What the task requires
Among the entries that follow, how many lines contain the string "crédits"? Write the number alone.

*** Excerpted records

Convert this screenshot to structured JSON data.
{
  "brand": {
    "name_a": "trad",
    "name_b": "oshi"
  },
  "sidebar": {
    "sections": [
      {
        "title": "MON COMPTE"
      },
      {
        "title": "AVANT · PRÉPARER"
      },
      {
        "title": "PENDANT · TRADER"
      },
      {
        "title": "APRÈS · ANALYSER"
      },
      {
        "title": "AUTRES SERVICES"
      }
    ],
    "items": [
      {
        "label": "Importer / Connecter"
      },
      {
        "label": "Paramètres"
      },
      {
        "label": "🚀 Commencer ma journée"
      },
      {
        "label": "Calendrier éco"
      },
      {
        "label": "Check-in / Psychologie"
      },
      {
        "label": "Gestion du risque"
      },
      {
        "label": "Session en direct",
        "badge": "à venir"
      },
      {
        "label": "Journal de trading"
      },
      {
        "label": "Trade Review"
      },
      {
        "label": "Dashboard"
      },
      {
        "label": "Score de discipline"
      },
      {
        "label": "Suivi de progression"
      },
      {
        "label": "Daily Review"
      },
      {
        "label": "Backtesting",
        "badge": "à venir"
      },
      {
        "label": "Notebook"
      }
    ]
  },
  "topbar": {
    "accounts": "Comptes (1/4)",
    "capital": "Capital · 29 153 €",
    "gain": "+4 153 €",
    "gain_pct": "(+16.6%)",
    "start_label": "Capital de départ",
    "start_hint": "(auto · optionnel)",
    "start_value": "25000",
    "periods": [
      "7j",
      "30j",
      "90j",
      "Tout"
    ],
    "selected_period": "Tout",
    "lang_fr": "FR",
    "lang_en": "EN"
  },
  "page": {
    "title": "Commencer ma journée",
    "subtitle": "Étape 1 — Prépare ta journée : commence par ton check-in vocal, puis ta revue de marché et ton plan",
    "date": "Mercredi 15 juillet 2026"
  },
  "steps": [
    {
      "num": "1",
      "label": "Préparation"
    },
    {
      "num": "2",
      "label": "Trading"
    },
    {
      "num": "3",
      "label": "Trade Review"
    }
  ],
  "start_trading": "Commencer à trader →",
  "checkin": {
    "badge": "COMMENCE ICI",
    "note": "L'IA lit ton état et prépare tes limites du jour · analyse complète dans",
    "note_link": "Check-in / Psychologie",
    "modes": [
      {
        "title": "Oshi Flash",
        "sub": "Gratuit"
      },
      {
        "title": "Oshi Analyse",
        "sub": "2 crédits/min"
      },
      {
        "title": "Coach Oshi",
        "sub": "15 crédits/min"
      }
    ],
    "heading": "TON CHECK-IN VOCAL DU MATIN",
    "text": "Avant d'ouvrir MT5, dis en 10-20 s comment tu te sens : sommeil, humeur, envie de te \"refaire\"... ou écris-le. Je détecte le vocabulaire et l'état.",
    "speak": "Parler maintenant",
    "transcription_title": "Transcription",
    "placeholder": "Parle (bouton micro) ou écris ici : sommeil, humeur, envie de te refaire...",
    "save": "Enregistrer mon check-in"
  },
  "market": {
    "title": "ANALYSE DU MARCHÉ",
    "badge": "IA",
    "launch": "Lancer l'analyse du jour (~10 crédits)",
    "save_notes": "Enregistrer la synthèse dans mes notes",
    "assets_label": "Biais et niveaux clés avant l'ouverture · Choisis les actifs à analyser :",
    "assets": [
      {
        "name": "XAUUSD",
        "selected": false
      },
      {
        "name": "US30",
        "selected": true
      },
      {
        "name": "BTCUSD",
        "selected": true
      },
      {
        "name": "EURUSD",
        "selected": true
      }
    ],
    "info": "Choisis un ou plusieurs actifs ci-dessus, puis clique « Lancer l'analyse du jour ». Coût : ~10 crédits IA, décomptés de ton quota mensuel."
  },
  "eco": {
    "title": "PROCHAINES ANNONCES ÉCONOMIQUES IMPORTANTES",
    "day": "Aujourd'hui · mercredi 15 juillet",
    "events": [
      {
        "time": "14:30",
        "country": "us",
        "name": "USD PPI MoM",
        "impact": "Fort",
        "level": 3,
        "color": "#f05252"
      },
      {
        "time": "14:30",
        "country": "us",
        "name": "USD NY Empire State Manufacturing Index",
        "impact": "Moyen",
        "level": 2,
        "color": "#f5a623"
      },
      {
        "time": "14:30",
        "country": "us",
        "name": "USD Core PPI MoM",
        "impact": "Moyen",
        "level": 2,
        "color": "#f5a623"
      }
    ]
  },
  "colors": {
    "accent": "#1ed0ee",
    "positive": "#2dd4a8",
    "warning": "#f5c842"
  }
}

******
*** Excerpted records

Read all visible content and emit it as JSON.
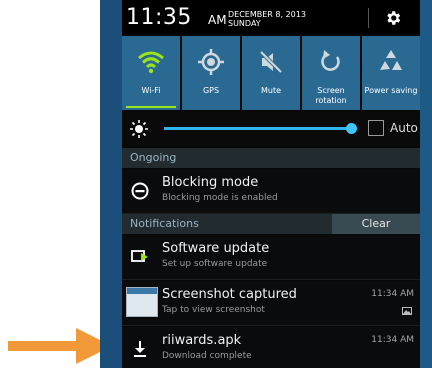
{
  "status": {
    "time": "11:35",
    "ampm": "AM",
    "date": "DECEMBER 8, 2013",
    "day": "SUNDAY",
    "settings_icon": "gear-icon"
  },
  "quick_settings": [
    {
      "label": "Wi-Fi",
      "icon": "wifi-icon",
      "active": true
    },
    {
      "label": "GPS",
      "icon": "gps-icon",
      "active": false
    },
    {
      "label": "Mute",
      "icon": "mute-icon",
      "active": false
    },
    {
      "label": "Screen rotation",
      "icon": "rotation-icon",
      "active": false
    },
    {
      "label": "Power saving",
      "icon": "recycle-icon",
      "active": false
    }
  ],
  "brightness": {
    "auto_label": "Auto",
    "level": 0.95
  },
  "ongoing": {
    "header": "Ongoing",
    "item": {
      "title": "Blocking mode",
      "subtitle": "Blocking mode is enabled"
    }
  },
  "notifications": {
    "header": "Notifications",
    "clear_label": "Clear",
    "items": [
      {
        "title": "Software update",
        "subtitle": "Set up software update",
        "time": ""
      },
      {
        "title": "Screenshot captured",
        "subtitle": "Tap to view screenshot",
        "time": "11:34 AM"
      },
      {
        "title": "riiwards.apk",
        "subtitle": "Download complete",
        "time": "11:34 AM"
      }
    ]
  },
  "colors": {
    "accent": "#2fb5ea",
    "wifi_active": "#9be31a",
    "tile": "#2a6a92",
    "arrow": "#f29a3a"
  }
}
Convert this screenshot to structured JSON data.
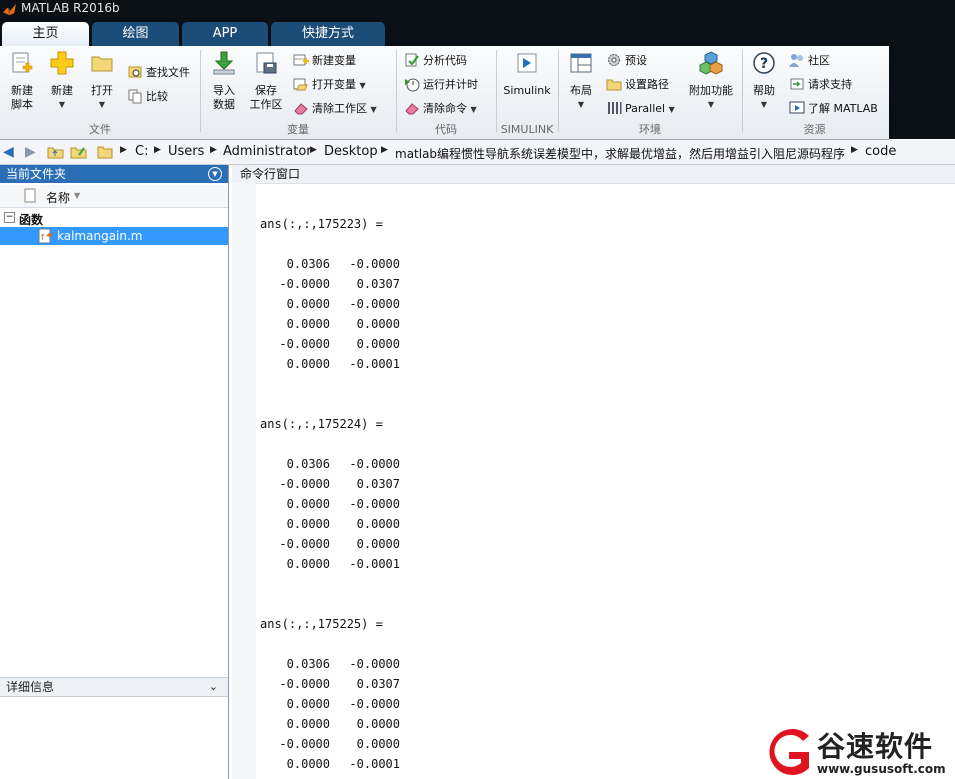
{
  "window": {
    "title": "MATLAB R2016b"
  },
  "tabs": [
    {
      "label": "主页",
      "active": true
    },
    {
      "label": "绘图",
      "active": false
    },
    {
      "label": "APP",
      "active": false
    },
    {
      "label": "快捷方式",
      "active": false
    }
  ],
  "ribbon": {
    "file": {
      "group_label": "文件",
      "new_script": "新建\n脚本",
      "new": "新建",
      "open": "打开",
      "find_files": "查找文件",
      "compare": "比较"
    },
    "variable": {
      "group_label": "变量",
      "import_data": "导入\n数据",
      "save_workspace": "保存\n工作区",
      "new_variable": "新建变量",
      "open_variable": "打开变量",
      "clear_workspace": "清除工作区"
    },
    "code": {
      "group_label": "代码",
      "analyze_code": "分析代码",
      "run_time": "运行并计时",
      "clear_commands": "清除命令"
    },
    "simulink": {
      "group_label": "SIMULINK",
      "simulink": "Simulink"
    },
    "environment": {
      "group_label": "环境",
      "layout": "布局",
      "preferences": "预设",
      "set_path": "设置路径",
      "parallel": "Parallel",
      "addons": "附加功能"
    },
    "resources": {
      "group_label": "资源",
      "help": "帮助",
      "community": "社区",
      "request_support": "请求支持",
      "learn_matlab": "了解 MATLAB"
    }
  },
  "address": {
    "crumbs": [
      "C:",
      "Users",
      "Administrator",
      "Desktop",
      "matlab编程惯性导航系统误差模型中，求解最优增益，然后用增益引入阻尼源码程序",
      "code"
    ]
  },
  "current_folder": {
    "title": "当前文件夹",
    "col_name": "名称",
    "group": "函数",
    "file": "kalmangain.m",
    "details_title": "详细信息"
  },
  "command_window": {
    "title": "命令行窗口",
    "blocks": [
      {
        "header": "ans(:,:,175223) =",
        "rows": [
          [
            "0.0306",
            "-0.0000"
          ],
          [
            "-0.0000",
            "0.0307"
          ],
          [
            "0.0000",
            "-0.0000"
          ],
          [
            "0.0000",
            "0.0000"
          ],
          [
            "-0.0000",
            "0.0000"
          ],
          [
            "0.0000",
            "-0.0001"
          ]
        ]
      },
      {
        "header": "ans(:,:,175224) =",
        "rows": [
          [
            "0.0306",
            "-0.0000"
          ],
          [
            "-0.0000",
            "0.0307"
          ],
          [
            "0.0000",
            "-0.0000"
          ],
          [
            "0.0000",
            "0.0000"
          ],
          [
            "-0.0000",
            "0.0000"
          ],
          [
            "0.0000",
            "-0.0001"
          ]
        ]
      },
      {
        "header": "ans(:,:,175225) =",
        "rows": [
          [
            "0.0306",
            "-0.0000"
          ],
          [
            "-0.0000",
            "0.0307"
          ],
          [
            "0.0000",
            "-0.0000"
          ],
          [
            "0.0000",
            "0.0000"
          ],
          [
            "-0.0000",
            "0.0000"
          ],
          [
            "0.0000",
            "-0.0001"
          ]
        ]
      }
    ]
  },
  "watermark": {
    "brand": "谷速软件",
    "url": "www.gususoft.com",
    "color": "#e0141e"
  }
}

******

Result below
4